The agriculture bill, passed by the Commons last week, shows the government’s intention to lower standards across the board. The bill was an opportunity to improve food and animal welfare standards while tackling the climate crisis – but the government wasted that opportunity.
In my own constituency of Edmonton, the dairy sector is a key employer. Arla, a dairy cooperative owned by over 9,900 farmers, employs hundreds of my constituents at their Oakthorpe site and they work tirelessly to improve and protect our environment. My constituents who work in food produce, and those who rely on the sector, have expressed deep regret at the passing of the legislation. They are clear: the bill will weaken food standards in the future.
In recent months, it has become apparent that this government is desperate to strike a trade deal with the US at any cost. However, we must not allow any trade deal to undercut our existing food and animal welfare standards.

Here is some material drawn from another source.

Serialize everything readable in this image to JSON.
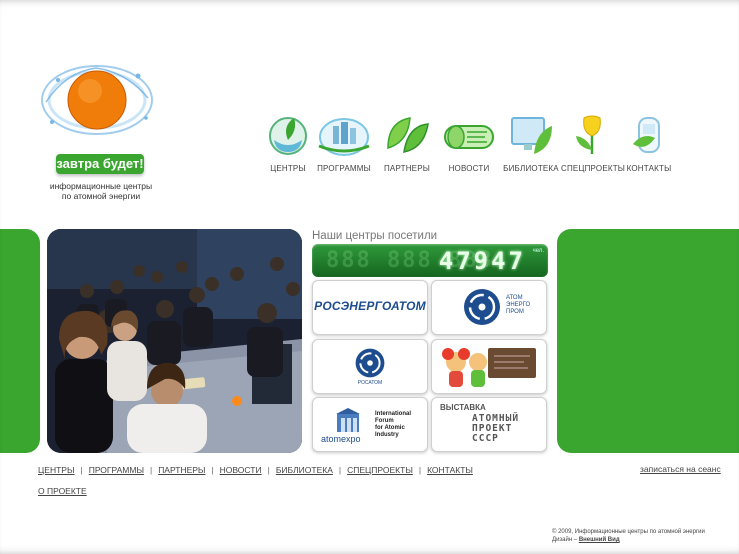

Our farmers cannot survive if they are undercut – and if that were to happen, it would be the consumers who suffer as a result. There is significant uneasiness coming from the National Farmers Union and other experts in the field who warn of a huge risk to UK farming standards from imported food produced at a lower standard.
The government should have used the agriculture bill as an opportunity to protect farmers from being undercut, ensuring that all imported produce meets UK standards in law. But the government did not take that opportunity, because doing so would put a trade deal with the US at risk. We clearly face a much greater fight as and when the details of any such deal become public.
We also need to pay proper recognition to the fact that the UK imports 50% of its food from overseas. Covid-19 has exposed the fragility of the UK food supply line. We must never again go back to the scenes in February of empty shelves in our supermarkets, and the public must be reassured that we have put empty shelves behind us.
Moving forward, we should take a leading role on the global stage to promote sustainability and resilience of the overseas supply chain. The welfare of UK farmers and the pursuit of an international approach to UK food security is interconnected and must be driven by the values of fairness and sustainability. As the climate crisis grows, the importance of global cooperation on this issue will only increase.
The bill should have ushered in modernisation of our agricultural sector for the better. But the legislation will be remembered as failing on the environment, on animal welfare and on food standards. It is our job to meet the challenges we face now, so that our children’s children will not face the same challenges in the future. Instead, we saw the mask slip and the government’s vision for a post-Brexit Britain in greater clarity: lower regulations; lower standards; workers and employers at the mercy of the global ‘free market’. A race to the bottom with the only winners being big business. I do not share that vision of this country, and we must fight it every step of the way.